I'm a big fan of the 10% Happier Podcast presented my Dan Harris. For those of you unacquainted with the show it's about meditation, self-help and generally becoming a better person. Dan Harris is an NBC news anchor in the US and comes from a background a far cry from the usual soft voiced, bead-wearing mediator. For me, this is one of the show's big appeals. As a listener, you get candid advice from a man who has - on the surface - no business in the hippy-dippy world of meditation. Anyway, Dan Harris states that "if we all do a few minutes of meditation almost every day" the world would become a better place. This may to some sound ludicrous, but those within this camp are usually people with little to no meditation experience.
I've been practicing a few minutes almost every day now for quite some time, and I feel the benefits: I'm less likely to fly off the handle at people; I think more before I act; I breathe more deliberately and try to stay in the moment more; I sleep better... and the list goes on. And I feel these positives help me as an investor, too. What investor wants to fly off the handle with clients? What investor wants to think less before they act? What investor wants to breathe without thinking and be riddled with anxiety? What investor wants to sleep less? None is the answer to all the above.
Thus, to wrap up this post before it morphs into a mini-novel what I'm trying to say is that mediation's benefits can help us all as investors.
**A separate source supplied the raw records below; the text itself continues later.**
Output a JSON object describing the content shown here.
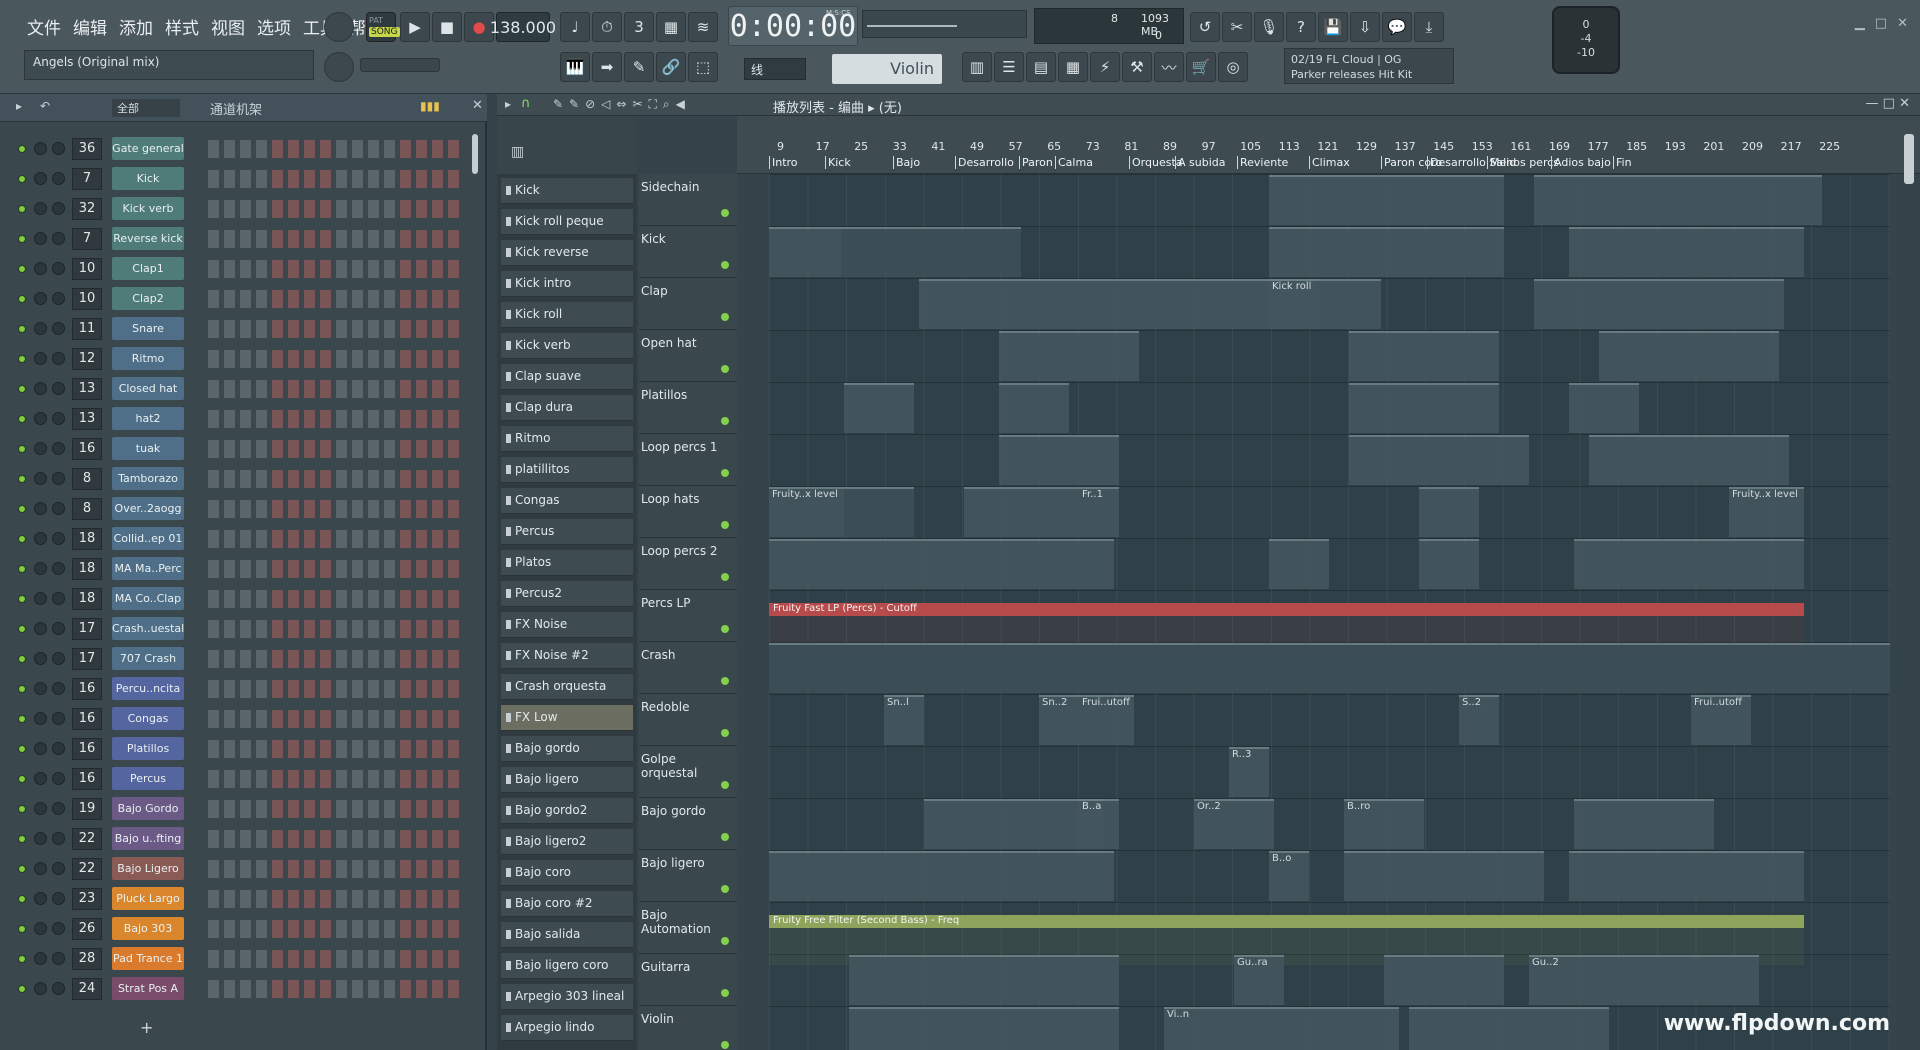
{
  "menu": [
    "文件",
    "编辑",
    "添加",
    "样式",
    "视图",
    "选项",
    "工具",
    "帮助"
  ],
  "transport": {
    "mode": "SONG",
    "bpm": "138.000",
    "time": "0:00:00",
    "time_label": "M:S:CS",
    "cpu_voices": "8",
    "memory": "1093 MB",
    "cpu_second": "0"
  },
  "song_title": "Angels (Original mix)",
  "snap": "线",
  "instrument": "Violin",
  "news": {
    "date": "02/19",
    "source": "FL Cloud | OG",
    "headline": "Parker releases Hit Kit"
  },
  "master": {
    "top": "0",
    "mid": "-4",
    "bottom": "-10"
  },
  "rack": {
    "filter": "全部",
    "title": "通道机架",
    "add": "+"
  },
  "channels": [
    {
      "num": "36",
      "name": "Gate general",
      "color": "#4f7c78"
    },
    {
      "num": "7",
      "name": "Kick",
      "color": "#4f7c78"
    },
    {
      "num": "32",
      "name": "Kick verb",
      "color": "#4f7c78"
    },
    {
      "num": "7",
      "name": "Reverse kick",
      "color": "#4f7c78"
    },
    {
      "num": "10",
      "name": "Clap1",
      "color": "#4f7c78"
    },
    {
      "num": "10",
      "name": "Clap2",
      "color": "#4f7c78"
    },
    {
      "num": "11",
      "name": "Snare",
      "color": "#4f6f88"
    },
    {
      "num": "12",
      "name": "Ritmo",
      "color": "#4f6f88"
    },
    {
      "num": "13",
      "name": "Closed hat",
      "color": "#4f6f88"
    },
    {
      "num": "13",
      "name": "hat2",
      "color": "#4f6f88"
    },
    {
      "num": "16",
      "name": "tuak",
      "color": "#4f6f88"
    },
    {
      "num": "8",
      "name": "Tamborazo",
      "color": "#4f6f88"
    },
    {
      "num": "8",
      "name": "Over..2aogg",
      "color": "#4f6f88"
    },
    {
      "num": "18",
      "name": "Collid..ep 01",
      "color": "#4f6f88"
    },
    {
      "num": "18",
      "name": "MA Ma..Perc",
      "color": "#4f6f88"
    },
    {
      "num": "18",
      "name": "MA Co..Clap",
      "color": "#4f6f88"
    },
    {
      "num": "17",
      "name": "Crash..uestal",
      "color": "#4f6f88"
    },
    {
      "num": "17",
      "name": "707 Crash",
      "color": "#4f6f88"
    },
    {
      "num": "16",
      "name": "Percu..ncita",
      "color": "#5565a0"
    },
    {
      "num": "16",
      "name": "Congas",
      "color": "#5565a0"
    },
    {
      "num": "16",
      "name": "Platillos",
      "color": "#5565a0"
    },
    {
      "num": "16",
      "name": "Percus",
      "color": "#5565a0"
    },
    {
      "num": "19",
      "name": "Bajo Gordo",
      "color": "#6b5a86"
    },
    {
      "num": "22",
      "name": "Bajo u..fting",
      "color": "#6b5a86"
    },
    {
      "num": "22",
      "name": "Bajo Ligero",
      "color": "#8a5a54"
    },
    {
      "num": "23",
      "name": "Pluck Largo",
      "color": "#d9862c"
    },
    {
      "num": "26",
      "name": "Bajo 303",
      "color": "#d9862c"
    },
    {
      "num": "28",
      "name": "Pad Trance 1",
      "color": "#d97a2c"
    },
    {
      "num": "24",
      "name": "Strat Pos A",
      "color": "#7a4c6a"
    }
  ],
  "playlist": {
    "title": "播放列表 - 编曲",
    "subtitle": "(无)",
    "add": "+"
  },
  "patterns": [
    "Kick",
    "Kick roll peque",
    "Kick reverse",
    "Kick intro",
    "Kick roll",
    "Kick verb",
    "Clap suave",
    "Clap dura",
    "Ritmo",
    "platillitos",
    "Congas",
    "Percus",
    "Platos",
    "Percus2",
    "FX Noise",
    "FX Noise #2",
    "Crash orquesta",
    "FX Low",
    "Bajo gordo",
    "Bajo ligero",
    "Bajo gordo2",
    "Bajo ligero2",
    "Bajo coro",
    "Bajo coro #2",
    "Bajo salida",
    "Bajo ligero coro",
    "Arpegio 303 lineal",
    "Arpegio lindo"
  ],
  "tracks": [
    "Sidechain",
    "Kick",
    "Clap",
    "Open hat",
    "Platillos",
    "Loop percs 1",
    "Loop hats",
    "Loop percs 2",
    "Percs LP",
    "Crash",
    "Redoble",
    "Golpe orquestal",
    "Bajo gordo",
    "Bajo ligero",
    "Bajo Automation",
    "Guitarra",
    "Violin"
  ],
  "bars": [
    "9",
    "17",
    "25",
    "33",
    "41",
    "49",
    "57",
    "65",
    "73",
    "81",
    "89",
    "97",
    "105",
    "113",
    "121",
    "129",
    "137",
    "145",
    "153",
    "161",
    "169",
    "177",
    "185",
    "193",
    "201",
    "209",
    "217",
    "225"
  ],
  "markers": [
    {
      "label": "Intro"
    },
    {
      "label": "Kick"
    },
    {
      "label": "Bajo"
    },
    {
      "label": "Desarrollo"
    },
    {
      "label": "Paron"
    },
    {
      "label": "Calma"
    },
    {
      "label": "Orquesta"
    },
    {
      "label": "A subida"
    },
    {
      "label": "Reviente"
    },
    {
      "label": "Climax"
    },
    {
      "label": "Paron coro"
    },
    {
      "label": "Desarrollo Salid"
    },
    {
      "label": "Menos percs"
    },
    {
      "label": "Adios bajo"
    },
    {
      "label": "Fin"
    }
  ],
  "clip_labels": {
    "kick_roll": "Kick roll",
    "loop_hats_1": "Fruity..x level",
    "loop_hats_2": "Fr..1",
    "loop_hats_3": "Fruity..x level",
    "percs_lp": "Fruity Fast LP (Percs) - Cutoff",
    "redoble_1": "Sn..l",
    "redoble_2": "Sn..2",
    "redoble_3": "Frui..utoff",
    "redoble_4": "S..2",
    "redoble_5": "Frui..utoff",
    "golpe": "R..3",
    "bajo_gordo_1": "B..a",
    "bajo_gordo_2": "Or..2",
    "bajo_gordo_3": "B..ro",
    "bajo_ligero_1": "B..o",
    "bajo_automation": "Fruity Free Filter (Second Bass) - Freq",
    "guitarra_1": "Gu..ra",
    "guitarra_2": "Gu..2",
    "violin_1": "Vi..n"
  },
  "watermark": "www.flpdown.com"
}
It only takes a couple of minutes per day, time that we probably spend scrolling down out Facebook feed and clicking thumbs up for reasons we can't explain. So why not give it a go folks and see what it can do for you?
By the way, I recommend a free app called Insight Timer to get started.
If you have any comments of questions, please leave them in the comment box below, and I'll be happy to further the conversation.